“Many public health experts, scientists, and environmentalists have for years been pushing for a ban on chlorpyrifos, and last year it was looking like the Environmental Protection Agency intended to instate one. According to the National Pesticide Information Center, exposure to the chemical through inhalation can cause initial symptoms like “tearing of the eyes, runny nose, increased saliva and sweat production, nausea, dizziness and headache,” followed by possible “muscle twitching, weakness or tremors, lack of coordination, vomiting, abdominal cramps, diarrhea, and pupil constriction with blurred or darkened vision.” Chlorpyrifos is an endocrine disrupter, and major studies (here, here, and here) have found strong evidence to suggest that even at very low doses, the chemical triggers effects among children ranging from lower IQ to higher rates of autism. More here.

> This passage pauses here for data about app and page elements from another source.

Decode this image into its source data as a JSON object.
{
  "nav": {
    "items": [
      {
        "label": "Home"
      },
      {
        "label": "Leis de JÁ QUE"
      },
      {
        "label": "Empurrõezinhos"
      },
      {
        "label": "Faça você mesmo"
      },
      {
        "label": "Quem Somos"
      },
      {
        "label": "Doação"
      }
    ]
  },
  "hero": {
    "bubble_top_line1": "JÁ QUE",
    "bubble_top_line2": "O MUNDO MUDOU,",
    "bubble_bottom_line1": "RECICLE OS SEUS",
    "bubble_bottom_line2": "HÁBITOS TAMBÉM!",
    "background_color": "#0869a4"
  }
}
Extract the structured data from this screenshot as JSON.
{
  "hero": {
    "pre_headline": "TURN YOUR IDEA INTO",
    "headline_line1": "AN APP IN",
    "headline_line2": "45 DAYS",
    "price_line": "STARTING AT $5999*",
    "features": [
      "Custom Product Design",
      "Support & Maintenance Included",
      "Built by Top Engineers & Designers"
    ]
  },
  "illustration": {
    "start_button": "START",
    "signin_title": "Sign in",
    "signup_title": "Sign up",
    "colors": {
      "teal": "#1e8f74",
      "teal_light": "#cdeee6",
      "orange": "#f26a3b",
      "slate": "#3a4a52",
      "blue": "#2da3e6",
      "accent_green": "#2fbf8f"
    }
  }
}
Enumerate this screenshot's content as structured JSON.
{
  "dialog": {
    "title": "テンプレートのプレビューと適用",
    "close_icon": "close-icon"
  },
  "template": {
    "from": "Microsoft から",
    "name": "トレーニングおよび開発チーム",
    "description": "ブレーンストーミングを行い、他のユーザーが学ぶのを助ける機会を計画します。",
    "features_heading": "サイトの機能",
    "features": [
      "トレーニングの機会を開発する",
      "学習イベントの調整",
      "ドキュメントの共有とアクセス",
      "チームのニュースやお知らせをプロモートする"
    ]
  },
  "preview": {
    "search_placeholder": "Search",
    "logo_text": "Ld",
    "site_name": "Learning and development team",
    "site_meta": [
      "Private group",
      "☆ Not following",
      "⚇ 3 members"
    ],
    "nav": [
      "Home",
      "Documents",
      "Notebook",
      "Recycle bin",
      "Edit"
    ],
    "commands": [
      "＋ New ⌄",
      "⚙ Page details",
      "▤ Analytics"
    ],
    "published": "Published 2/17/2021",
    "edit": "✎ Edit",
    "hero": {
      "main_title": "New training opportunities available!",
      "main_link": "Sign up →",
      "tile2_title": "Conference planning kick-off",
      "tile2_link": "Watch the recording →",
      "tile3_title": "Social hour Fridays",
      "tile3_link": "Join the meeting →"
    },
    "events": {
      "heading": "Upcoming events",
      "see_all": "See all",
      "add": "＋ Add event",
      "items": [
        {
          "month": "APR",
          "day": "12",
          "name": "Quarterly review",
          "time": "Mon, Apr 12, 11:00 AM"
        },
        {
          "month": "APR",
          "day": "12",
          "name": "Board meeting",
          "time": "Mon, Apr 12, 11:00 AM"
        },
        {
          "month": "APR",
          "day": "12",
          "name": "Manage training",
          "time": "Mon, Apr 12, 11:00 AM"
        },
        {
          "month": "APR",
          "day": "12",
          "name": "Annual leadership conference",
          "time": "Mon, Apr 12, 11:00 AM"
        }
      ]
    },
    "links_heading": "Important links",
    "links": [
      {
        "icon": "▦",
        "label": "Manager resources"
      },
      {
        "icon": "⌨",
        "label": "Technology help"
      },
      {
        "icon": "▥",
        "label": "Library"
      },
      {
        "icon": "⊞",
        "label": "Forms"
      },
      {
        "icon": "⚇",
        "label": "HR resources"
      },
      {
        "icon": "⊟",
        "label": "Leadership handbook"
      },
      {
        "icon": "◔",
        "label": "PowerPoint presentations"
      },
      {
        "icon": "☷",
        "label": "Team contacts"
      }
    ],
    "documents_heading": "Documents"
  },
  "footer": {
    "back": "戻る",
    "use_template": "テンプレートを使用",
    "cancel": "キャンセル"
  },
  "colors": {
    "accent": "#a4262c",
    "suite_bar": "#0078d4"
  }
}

“But in March, the EPA abruptly changed its stance on chlorpyrifos, greenlighting it instead of banning it. The decision, among the first major ones made by Scott Pruitt in his tenure as EPA chief, caused outrage in public health circles. Dow AgroSciences applauded the decision. “Dow AgroSciences remains confident that authorized uses of chlorpyrifos products offer wide margins of protection for human health and safety,” the company declared in a press release.” –Tom Philpott (More: Trump’s EPA Greenlights a Nasty Chemical. A Month Later, It Poisons a Bunch of Farmworkers. | Mother Jones.)